EXERCISE AIM —
From the first record through the last, copy each one exactly.

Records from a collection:
┌──
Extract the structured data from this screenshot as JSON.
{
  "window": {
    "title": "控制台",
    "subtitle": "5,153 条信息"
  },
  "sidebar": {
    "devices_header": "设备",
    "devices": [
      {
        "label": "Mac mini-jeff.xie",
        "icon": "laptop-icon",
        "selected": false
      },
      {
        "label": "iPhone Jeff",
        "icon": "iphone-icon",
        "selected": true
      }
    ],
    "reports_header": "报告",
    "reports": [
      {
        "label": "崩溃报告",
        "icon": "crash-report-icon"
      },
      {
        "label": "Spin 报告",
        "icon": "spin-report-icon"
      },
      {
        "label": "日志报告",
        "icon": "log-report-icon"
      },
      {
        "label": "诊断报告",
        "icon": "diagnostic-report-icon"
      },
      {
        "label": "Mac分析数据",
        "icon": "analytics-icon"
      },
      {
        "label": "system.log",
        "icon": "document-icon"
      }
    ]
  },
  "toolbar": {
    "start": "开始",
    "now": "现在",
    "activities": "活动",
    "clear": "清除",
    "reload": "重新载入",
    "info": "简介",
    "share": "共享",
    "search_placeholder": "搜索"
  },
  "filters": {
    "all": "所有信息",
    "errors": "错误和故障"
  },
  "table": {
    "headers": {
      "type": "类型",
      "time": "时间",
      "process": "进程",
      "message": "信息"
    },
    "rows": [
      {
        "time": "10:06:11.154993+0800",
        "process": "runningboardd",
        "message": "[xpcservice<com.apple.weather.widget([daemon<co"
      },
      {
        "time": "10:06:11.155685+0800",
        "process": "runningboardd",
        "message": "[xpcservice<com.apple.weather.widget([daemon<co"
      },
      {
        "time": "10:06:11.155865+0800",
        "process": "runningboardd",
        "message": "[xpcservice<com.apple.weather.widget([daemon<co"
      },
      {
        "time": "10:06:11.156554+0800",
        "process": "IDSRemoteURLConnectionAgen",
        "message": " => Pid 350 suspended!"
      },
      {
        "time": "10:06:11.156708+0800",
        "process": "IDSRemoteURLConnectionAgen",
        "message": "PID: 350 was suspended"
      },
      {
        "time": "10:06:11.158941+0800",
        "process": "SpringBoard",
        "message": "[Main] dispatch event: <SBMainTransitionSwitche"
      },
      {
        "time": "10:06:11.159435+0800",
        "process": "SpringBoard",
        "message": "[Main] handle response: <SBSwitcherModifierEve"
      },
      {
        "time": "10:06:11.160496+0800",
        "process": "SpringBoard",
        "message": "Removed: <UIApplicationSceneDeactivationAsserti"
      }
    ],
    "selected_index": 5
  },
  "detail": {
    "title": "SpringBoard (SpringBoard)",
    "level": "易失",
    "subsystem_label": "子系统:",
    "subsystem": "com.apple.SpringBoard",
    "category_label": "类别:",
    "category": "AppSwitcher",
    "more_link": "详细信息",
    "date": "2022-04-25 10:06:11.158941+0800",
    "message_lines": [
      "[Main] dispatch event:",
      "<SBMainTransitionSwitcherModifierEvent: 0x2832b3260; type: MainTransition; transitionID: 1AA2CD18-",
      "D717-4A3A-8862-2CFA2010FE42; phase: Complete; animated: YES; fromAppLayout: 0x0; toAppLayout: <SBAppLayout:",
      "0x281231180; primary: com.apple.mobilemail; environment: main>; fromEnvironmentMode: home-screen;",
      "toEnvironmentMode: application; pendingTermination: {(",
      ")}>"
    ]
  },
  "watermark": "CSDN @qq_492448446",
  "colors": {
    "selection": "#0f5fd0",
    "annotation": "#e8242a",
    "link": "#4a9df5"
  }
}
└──
REPLY —
Extract the structured data from this screenshot as JSON.
{
  "window": {
    "title": "控制台",
    "subtitle": "5,153 条信息"
  },
  "sidebar": {
    "devices_header": "设备",
    "devices": [
      {
        "label": "Mac mini-jeff.xie",
        "icon": "laptop-icon",
        "selected": false
      },
      {
        "label": "iPhone Jeff",
        "icon": "iphone-icon",
        "selected": true
      }
    ],
    "reports_header": "报告",
    "reports": [
      {
        "label": "崩溃报告",
        "icon": "crash-report-icon"
      },
      {
        "label": "Spin 报告",
        "icon": "spin-report-icon"
      },
      {
        "label": "日志报告",
        "icon": "log-report-icon"
      },
      {
        "label": "诊断报告",
        "icon": "diagnostic-report-icon"
      },
      {
        "label": "Mac分析数据",
        "icon": "analytics-icon"
      },
      {
        "label": "system.log",
        "icon": "document-icon"
      }
    ]
  },
  "toolbar": {
    "start": "开始",
    "now": "现在",
    "activities": "活动",
    "clear": "清除",
    "reload": "重新载入",
    "info": "简介",
    "share": "共享",
    "search_placeholder": "搜索"
  },
  "filters": {
    "all": "所有信息",
    "errors": "错误和故障"
  },
  "table": {
    "headers": {
      "type": "类型",
      "time": "时间",
      "process": "进程",
      "message": "信息"
    },
    "rows": [
      {
        "time": "10:06:11.154993+0800",
        "process": "runningboardd",
        "message": "[xpcservice<com.apple.weather.widget([daemon<co"
      },
      {
        "time": "10:06:11.155685+0800",
        "process": "runningboardd",
        "message": "[xpcservice<com.apple.weather.widget([daemon<co"
      },
      {
        "time": "10:06:11.155865+0800",
        "process": "runningboardd",
        "message": "[xpcservice<com.apple.weather.widget([daemon<co"
      },
      {
        "time": "10:06:11.156554+0800",
        "process": "IDSRemoteURLConnectionAgen",
        "message": " => Pid 350 suspended!"
      },
      {
        "time": "10:06:11.156708+0800",
        "process": "IDSRemoteURLConnectionAgen",
        "message": "PID: 350 was suspended"
      },
      {
        "time": "10:06:11.158941+0800",
        "process": "SpringBoard",
        "message": "[Main] dispatch event: <SBMainTransitionSwitche"
      },
      {
        "time": "10:06:11.159435+0800",
        "process": "SpringBoard",
        "message": "[Main] handle response: <SBSwitcherModifierEve"
      },
      {
        "time": "10:06:11.160496+0800",
        "process": "SpringBoard",
        "message": "Removed: <UIApplicationSceneDeactivationAsserti"
      }
    ],
    "selected_index": 5
  },
  "detail": {
    "title": "SpringBoard (SpringBoard)",
    "level": "易失",
    "subsystem_label": "子系统:",
    "subsystem": "com.apple.SpringBoard",
    "category_label": "类别:",
    "category": "AppSwitcher",
    "more_link": "详细信息",
    "date": "2022-04-25 10:06:11.158941+0800",
    "message_lines": [
      "[Main] dispatch event:",
      "<SBMainTransitionSwitcherModifierEvent: 0x2832b3260; type: MainTransition; transitionID: 1AA2CD18-",
      "D717-4A3A-8862-2CFA2010FE42; phase: Complete; animated: YES; fromAppLayout: 0x0; toAppLayout: <SBAppLayout:",
      "0x281231180; primary: com.apple.mobilemail; environment: main>; fromEnvironmentMode: home-screen;",
      "toEnvironmentMode: application; pendingTermination: {(",
      ")}>"
    ]
  },
  "watermark": "CSDN @qq_492448446",
  "colors": {
    "selection": "#0f5fd0",
    "annotation": "#e8242a",
    "link": "#4a9df5"
  }
}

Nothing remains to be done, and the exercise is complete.